the Immortals earn not long life on earth, in linear time,
but everlasting life in heaven, in eternal time.
Death and the Underworld
For most of humanity, the moment when linear time stops is
at death. All mythologies hold out the hope that was so dear
to the initiates of Eleusis, that there may be a new life
beyond this one. The Egyptians hoped to be reborn to live a
new life in the Field of Reeds, which was a perfected
version of the Egypt they knew. They were sustained in this
belief hy the daily rebirth of Re, the sun. The Vikings
believed that warriors who died in battle would feast in the
golden-roofed hall of Valhalla among the gods, before
fighting for Odin, the lord of hosts, in the final battle of
The Roman poet Virgil tells us how the hero Aeneas found his
father Anchises in the fields of Elysium in the underworld.
But when he tried to embrace him, he was as insubstantial as
air. When he then saw souls flocking to drink the water of
oblivion to forget their former lives, and be born again, he
asked Anchises what was happening. Anchises explained that
in the beginning the world was pure spirit, but we become
bound to life by love and fear. Only a few are able to rest
quiet in the afterlife, waiting for the circle of time to be
completed, when they will become pure spirit once more. Most
people hunger for the world again.
The Guarayu Indians of Bolivia tell of the soul's quest
after death, when it is faced with the choice of two paths
to reach Tamoi, the Grandfather, who lives in the west. One
is wide and easy, the other narrow and dangerous. The soul
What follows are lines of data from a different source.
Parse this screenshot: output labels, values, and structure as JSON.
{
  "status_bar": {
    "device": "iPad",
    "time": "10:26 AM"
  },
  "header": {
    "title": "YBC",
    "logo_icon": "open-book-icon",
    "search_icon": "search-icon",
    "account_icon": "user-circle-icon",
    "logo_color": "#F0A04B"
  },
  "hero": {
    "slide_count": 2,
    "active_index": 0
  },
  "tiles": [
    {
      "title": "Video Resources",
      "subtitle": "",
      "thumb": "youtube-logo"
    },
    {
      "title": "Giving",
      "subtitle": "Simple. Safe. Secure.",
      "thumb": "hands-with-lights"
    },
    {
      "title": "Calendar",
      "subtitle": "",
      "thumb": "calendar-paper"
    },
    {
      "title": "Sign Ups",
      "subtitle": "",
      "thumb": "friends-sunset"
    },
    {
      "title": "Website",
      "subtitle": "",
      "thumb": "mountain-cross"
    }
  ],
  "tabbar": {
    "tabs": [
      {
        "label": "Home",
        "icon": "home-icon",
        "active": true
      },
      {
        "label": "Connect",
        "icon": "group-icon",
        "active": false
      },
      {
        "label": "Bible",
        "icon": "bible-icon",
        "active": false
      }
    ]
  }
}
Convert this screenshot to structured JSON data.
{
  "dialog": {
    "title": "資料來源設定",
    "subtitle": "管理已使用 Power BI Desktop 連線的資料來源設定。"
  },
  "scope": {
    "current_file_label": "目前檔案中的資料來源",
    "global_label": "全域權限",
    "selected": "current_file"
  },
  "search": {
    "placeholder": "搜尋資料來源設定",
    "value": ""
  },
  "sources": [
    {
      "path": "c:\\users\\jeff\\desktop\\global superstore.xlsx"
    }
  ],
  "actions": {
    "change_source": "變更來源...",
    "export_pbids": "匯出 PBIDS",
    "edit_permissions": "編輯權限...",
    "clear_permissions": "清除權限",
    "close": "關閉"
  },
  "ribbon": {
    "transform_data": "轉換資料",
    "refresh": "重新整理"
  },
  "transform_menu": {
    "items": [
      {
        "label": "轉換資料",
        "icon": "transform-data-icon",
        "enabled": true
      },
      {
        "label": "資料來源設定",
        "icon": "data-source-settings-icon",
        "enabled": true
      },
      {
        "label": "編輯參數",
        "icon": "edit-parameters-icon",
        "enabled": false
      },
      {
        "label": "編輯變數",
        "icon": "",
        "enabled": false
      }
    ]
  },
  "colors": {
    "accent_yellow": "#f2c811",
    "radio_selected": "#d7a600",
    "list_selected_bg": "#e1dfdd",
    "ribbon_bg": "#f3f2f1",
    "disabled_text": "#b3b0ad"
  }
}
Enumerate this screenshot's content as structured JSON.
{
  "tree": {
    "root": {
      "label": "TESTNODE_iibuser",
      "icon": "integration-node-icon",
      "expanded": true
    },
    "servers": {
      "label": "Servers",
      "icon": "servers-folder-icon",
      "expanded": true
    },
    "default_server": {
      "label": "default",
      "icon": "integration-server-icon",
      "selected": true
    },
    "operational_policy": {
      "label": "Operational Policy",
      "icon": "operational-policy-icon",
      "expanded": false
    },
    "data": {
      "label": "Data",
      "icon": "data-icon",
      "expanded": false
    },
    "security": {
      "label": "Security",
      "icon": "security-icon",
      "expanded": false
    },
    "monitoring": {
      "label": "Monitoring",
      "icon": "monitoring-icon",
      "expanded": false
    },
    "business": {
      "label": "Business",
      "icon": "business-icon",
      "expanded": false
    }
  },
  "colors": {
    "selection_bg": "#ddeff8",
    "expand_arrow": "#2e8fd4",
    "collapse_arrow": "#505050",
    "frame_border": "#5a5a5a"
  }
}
must choose the hard path and overcome many trials before
reaching its destination and being welcomed and refreshed.
Once washed in Grandfather's restoring bath, the soul will
be young once more, and able to laugh, hunt, live, and love
once again in the land of the west.
Myths tell not only of what happens after death, but of how
death arrived in the world - according to the Zulus, it was
all a mistake. The Great One sent the Chameleon, Unwabu, to
tell people they would live forever, but he lingered, and
was passed by Intulo the Lizard, with the message that all
people must die. There are also stories of heroes who tried
to conquer death - Maui, Gilgamesh, the Mayan hero twins.
In his search for the secret of everlasting life, the
Sumerian hero Gilgamesh crosses the ocean of death in search
of Utnapishtim, the sole survivor of the great flood. But
Utnapishtim tells him: "There is no permanence. Do we build
a house to stand for ever, do we seal a contract to hold for
all time? Do brothers divide an inheritance to keep for
ever, does the flood-time of rivers endure? It is only the
nymph of the dragon-fly who sheds her larva and sees the sun
in his glory. From the days of old there is no permanence."
Utnapishtim's lesson is repeated in a haunting little Aztec
poem, addressed perhaps to the lord of life Quetzalcoatl,
who descended to the underworld to restore humanity to life:
"Can it be true that one lives on earth?
Not forever on earth; only a little while here.
Be it jade, it shatters.
Be it gold, it breaks.
Be it a quetzal feather, it tears apart."
In a world where the only certainty is uncertainty, the
great myths offer us wisdom and comfort to prepare us for
our own journey to the Grandfather, into the hands of the